Opportunity Costs Candidates are required to treat one of their three patients in four- to five-times-per-week psychoanalysis at a fee of $75 per session or less. This, along with time devoted to coursework, supervisions, personal analysis, and longer commutes, may reduce the number of hours spent earning money in other ways.


Financial Benefits of Psychoanalytic Training
More referrals for psychoanalytic psychotherapy and psychoanalysis Some candidates find that, as they integrate into a new community of like-minded colleagues, they receive more referrals for psychoanalytic psychotherapy and/or psychoanalysis than they did before seeking training.
More referrals for affiliated treatments Members of the psychoanalytic community often prefer to refer to colleagues able to maintain a psychoanalytic sensibility in the practice of affiliated services such as couple therapy, family therapy, psychopharmacology, psychological testing, or medical-legal work.
More patients attending frequent treatment Some candidates find that the psychoanalytic training experience deepens their capacity to recognize new and existing patients in need of psychoanalysis and to effectively engage these patients in treatment three to five times per week. For a candidate in private practice, the natural consequence of such an evolution is that the candidate needs fewer, and less frequent, referrals to maintain a robust practice.
Decreased time documenting and more time with patients Some candidates find that, as they work with fewer patients at greater frequency, less time is required to maintain a clinical record for each patient session. This may free more time to work with patients.

If you would like help estimating how much psychoanalytic training would cost you, please download Estimating the Cost of Psychoanalytic Training spreadsheet and fill out all yellow cells.

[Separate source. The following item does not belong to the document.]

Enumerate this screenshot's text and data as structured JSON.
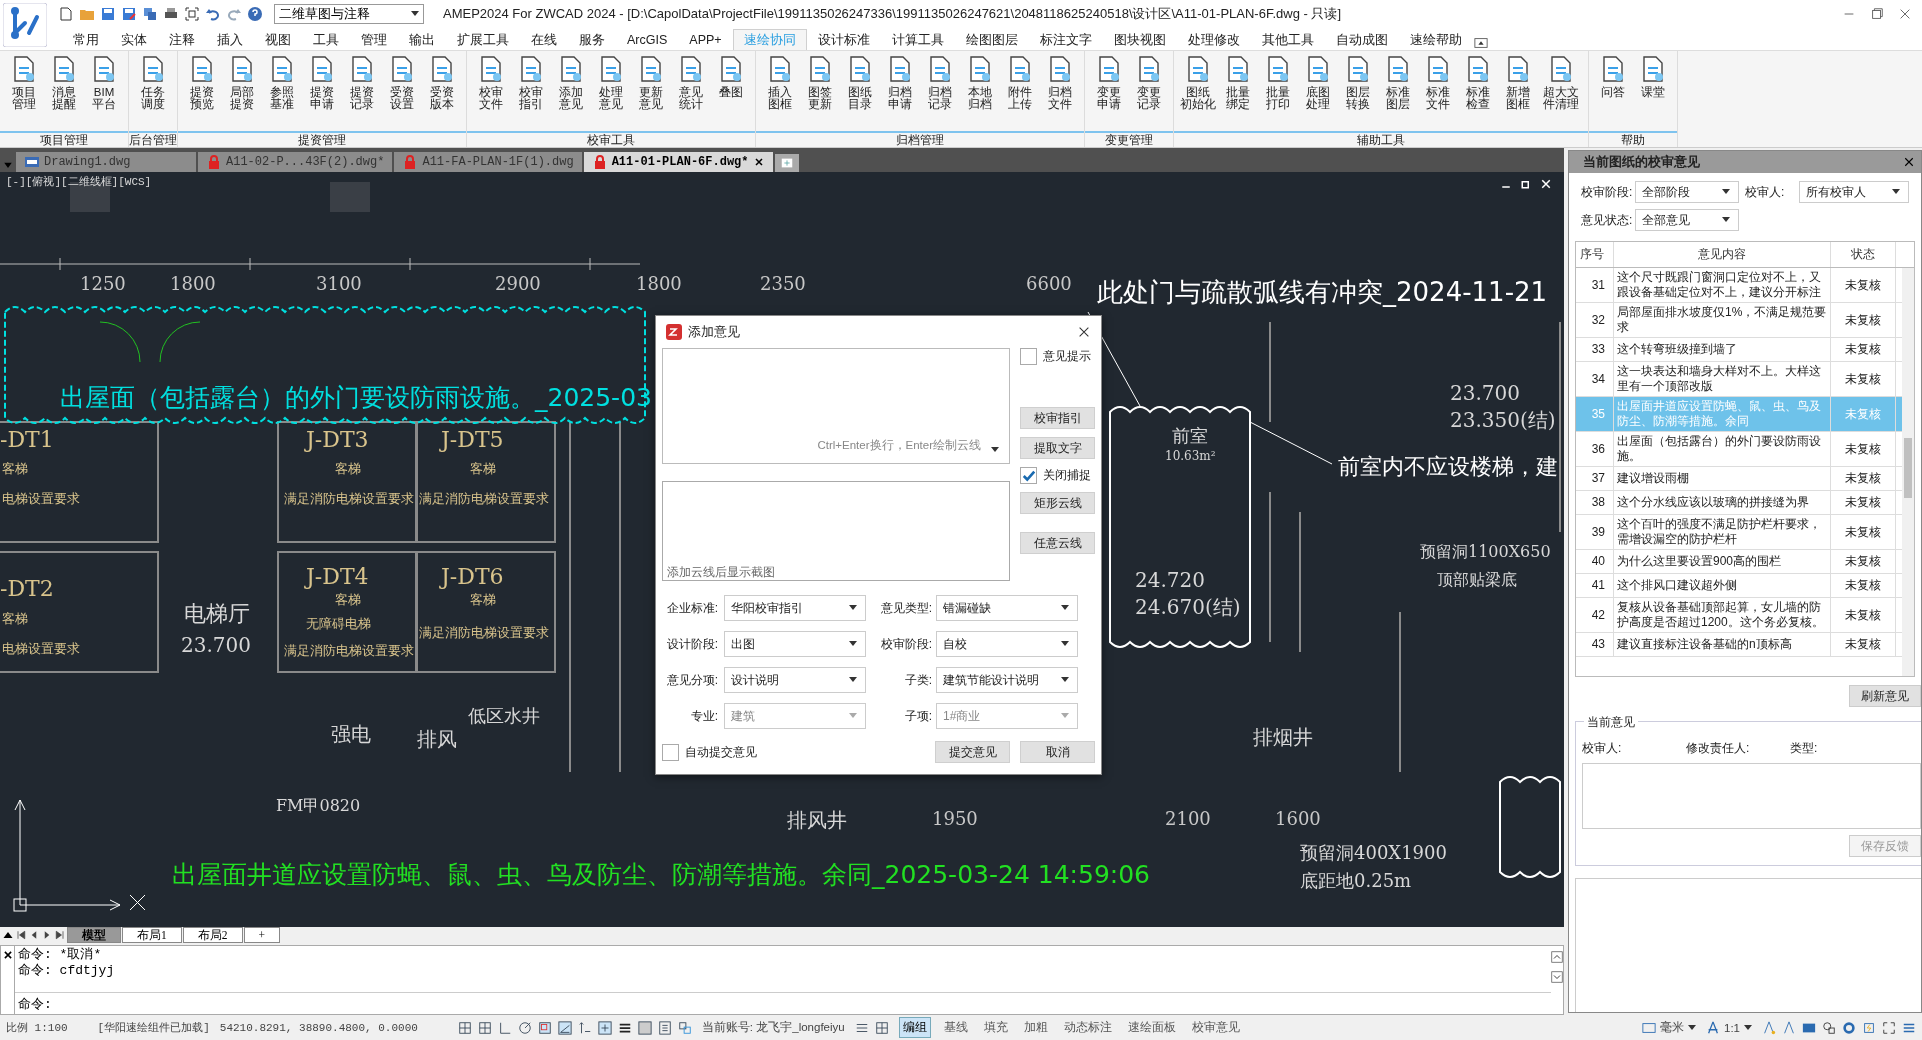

The spreadsheet estimates what psychoanalytic training will cost, by helping you figure out the following equation:

Cost of 4 Years of Psychoanalytic Training
Cost of the next 4 years if you do pursue training
Cost of the next 4 years if you do not pursue training

If you would like confidential help filling out or interpreting this spreadsheet, please contact Adam Goldyne, M.D. (415-826-9639).

Can you afford psychoanalytic training?
Essential Questions
  1. Do you understand the costs and potential financial benefits of psychoanalytic training as described in the above tables?
  2. Do you have sufficient income to be able to afford the additional costs of training as estimated by the Estimating the Cost of Psychoanalytic Training spreadsheet?
  3. If you do not have sufficient income, can you make up the deficit?

    Trainees use a range of strategies for affording the additional costs of psychoanalytic training. These include carefully timing when they take on new supervisors; when they accept a low fee psychoanalytic case; and when they begin each supervision. Other strategies include budgeting more stringently during training or seeking supplemental sources of income through clinical or other work. Further, each candidate should fully explore whether he or she may take a tax deduction for expenditures on personal analysis, supervision, and tuition.